With his troubled past behind him, Rainey’s final release from prison was met with several setbacks. Each time he would start a new job, he would bring his best attitude to the job and excel, but because of his record, his employers were often forced to release him due to insurance restrictions. A stint as foreman of a landscaping company ended in this way after 14 months. This led Tobias on a journey to Mississippi, where he met his father and brothers and for the first time, staying to pursue building a relationship with them. While there, his encounters with the Unemployment Office led to an opportunity for him to receive training as a truck driver. While pursuing his course of study, First Presbyterian Church of Orlando, a longtime Jobs Partnership community partner, provided food and gas to cover the five weeks that it would take for Tobias to graduate. His background returned to haunt him again however, when the trucking company he found employment with afterwards had to let him go for insurance purposes.

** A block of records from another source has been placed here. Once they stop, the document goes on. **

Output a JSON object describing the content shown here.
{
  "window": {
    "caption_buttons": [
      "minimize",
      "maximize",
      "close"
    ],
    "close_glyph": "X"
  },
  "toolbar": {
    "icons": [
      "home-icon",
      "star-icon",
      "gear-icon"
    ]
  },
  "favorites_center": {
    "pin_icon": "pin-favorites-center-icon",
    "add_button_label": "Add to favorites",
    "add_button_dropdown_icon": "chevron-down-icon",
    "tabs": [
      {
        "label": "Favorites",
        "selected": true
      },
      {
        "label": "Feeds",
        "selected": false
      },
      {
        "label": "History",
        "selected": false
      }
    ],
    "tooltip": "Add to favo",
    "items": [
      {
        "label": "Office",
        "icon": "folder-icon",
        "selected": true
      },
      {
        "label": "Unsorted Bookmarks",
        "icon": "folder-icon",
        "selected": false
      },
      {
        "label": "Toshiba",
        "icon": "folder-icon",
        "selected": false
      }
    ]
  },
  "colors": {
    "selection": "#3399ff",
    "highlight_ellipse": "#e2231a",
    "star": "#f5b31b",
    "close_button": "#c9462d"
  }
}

In answer to the question about what kept him going, Tobias quickly drew on Pastor Sylvester Robinson’s LifeWorks graduation message that, “Every no is a step closer to your yes.” These words burned in his soul and ignited his faith, pushing him to press on when times got tough. “My past says one thing,” Rainey declares, “but my future says another!”
After he moved back to Orlando, Pastor David Swanson of First Presbyterian Church of Orlando connected Tobias with Central Care Mission. He stayed at the mission until he was able to get on his feet. He was expected to contribute to the cost of his stay, so Rainey searched for a job and found one in short order. Soon, history repeated itself and he was out looking for another. Never losing faith, he went looking again, but his background became an issue for the next three jobs. During this time, he saved enough money to rent an apartment and purchase a car. He also found a church home. In 2016 he married the sister of a childhood friend who he reconnected with in church. She serves as the leader of the praise team. They are working diligently towards purchasing a home, and they have a shared dream of continuing to serve in ministry and one day providing a path for people leaving prison to get back on their feet. The Raineys realize that many would have given up with the obstacles that Tobias has faced, and they want to create a space for people to feel encouraged that there is a pathway through which they can rebuild their lives and not be persistently punished for their past.
In recent times, Tobias has been working as a relief driver for a transportation company. He believes that God has a plan for his life, and that the rest of his story is yet to be told. “So many people have difficulty forgiving themselves for their failures, and they do not need society to constantly remind them of that past.” He feels blessed that the people he met at LifeWorks, and particularly the Foote family helped him learn to forgive himself and heal from his painful past. His resolute intent to make a difference is reflected in his statement that “If I can help one person, then my life and my pain will not have been in vain.”
1 Thessalonians 5:11 ESV
Therefore encourage one another and build one another up
Proverbs 27:9 ESV
“Oil and perfume make the heart glad, and the sweetness of a friend comes from his earnest counsel”